____ Available data

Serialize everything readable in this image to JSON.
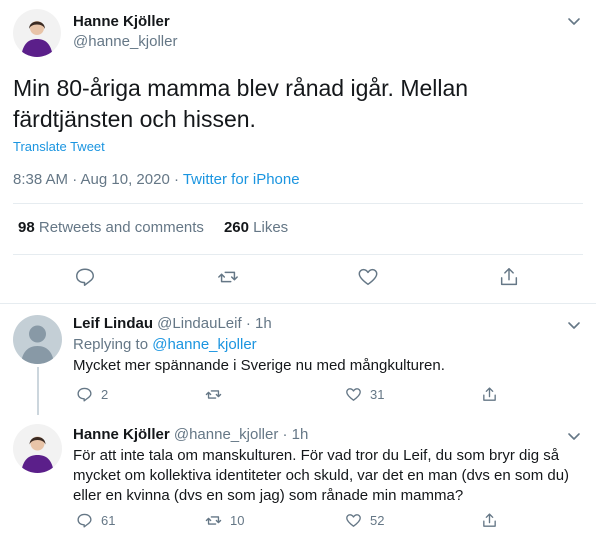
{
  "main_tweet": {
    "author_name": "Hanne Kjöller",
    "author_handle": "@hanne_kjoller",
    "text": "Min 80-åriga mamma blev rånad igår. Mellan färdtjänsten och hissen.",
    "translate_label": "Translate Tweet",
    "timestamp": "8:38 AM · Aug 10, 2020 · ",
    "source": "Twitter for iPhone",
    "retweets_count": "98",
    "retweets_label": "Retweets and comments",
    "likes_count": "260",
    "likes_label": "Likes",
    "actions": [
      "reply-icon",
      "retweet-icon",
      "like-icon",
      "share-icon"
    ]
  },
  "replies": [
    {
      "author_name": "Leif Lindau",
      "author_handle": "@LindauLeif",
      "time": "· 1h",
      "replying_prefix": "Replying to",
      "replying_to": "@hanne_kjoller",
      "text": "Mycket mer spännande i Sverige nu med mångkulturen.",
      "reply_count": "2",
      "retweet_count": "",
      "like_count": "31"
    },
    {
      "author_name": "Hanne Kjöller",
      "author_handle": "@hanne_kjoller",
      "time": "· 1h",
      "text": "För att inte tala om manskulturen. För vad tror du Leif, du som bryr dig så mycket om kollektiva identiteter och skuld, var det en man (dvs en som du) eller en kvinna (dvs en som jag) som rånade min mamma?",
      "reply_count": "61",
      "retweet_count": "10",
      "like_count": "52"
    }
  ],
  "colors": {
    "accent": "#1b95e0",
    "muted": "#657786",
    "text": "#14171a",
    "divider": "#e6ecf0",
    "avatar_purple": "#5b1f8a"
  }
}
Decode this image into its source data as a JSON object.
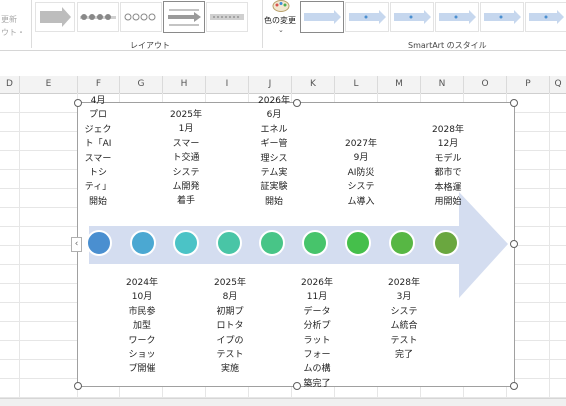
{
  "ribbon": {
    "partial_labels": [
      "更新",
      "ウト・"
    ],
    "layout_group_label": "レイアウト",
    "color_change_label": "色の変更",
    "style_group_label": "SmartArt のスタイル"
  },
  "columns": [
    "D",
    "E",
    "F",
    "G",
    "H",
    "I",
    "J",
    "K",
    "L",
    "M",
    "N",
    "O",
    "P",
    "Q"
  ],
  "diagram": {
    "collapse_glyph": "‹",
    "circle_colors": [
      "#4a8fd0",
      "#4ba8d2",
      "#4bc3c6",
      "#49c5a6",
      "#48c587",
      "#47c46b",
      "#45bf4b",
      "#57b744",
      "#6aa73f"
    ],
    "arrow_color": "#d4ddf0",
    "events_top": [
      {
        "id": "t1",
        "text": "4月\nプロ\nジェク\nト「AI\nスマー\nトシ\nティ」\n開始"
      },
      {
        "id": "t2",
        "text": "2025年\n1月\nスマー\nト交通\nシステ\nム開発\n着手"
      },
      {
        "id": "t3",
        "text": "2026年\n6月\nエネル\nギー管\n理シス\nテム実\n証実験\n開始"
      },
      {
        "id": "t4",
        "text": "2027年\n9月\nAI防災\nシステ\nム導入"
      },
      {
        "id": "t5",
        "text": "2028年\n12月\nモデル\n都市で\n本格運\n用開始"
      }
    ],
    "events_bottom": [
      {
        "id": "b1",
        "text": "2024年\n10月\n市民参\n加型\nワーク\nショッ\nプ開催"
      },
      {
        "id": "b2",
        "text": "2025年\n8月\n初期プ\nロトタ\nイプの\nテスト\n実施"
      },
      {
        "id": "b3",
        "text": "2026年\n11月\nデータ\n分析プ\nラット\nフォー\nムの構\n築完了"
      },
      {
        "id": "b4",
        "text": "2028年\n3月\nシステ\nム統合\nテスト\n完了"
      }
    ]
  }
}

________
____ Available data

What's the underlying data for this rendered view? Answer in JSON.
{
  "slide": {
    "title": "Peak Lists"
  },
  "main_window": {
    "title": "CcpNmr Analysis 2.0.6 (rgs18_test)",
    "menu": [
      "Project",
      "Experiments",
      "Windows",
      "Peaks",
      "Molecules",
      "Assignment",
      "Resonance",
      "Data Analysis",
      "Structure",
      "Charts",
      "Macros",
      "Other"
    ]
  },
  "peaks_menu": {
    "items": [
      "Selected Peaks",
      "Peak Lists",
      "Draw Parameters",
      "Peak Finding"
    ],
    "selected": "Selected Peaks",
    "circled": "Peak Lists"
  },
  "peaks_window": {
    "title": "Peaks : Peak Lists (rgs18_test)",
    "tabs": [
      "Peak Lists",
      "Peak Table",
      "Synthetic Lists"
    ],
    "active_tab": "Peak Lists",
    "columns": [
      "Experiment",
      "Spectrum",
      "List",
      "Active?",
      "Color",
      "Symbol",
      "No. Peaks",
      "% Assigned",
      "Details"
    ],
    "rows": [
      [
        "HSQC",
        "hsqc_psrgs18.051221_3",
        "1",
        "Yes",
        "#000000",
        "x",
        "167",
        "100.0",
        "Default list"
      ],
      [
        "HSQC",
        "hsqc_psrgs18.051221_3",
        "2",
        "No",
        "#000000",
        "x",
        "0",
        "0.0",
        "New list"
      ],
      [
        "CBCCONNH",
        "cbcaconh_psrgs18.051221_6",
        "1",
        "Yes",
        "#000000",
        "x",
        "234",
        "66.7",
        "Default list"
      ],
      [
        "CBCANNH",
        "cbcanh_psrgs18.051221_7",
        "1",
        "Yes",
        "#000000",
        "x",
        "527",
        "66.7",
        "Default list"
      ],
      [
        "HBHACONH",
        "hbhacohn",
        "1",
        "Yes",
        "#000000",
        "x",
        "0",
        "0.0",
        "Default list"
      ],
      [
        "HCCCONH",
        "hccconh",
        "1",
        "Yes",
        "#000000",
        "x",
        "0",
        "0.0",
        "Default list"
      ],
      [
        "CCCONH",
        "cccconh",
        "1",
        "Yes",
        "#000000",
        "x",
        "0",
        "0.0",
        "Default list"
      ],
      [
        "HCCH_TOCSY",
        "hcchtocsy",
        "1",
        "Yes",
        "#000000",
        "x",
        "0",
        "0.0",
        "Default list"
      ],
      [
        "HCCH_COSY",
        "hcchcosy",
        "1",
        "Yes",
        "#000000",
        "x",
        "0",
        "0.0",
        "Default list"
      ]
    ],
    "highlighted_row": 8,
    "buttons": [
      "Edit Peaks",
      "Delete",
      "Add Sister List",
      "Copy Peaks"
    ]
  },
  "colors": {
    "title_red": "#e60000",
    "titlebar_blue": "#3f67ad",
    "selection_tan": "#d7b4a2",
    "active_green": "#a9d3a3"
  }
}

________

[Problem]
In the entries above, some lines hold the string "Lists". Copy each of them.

[Completed task]
    "title": "Peak Lists"
      "Peak Lists",
    "circled": "Peak Lists"
    "title": "Peaks : Peak Lists (rgs18_test)",
      "Peak Lists",
      "Synthetic Lists"
    "active_tab": "Peak Lists",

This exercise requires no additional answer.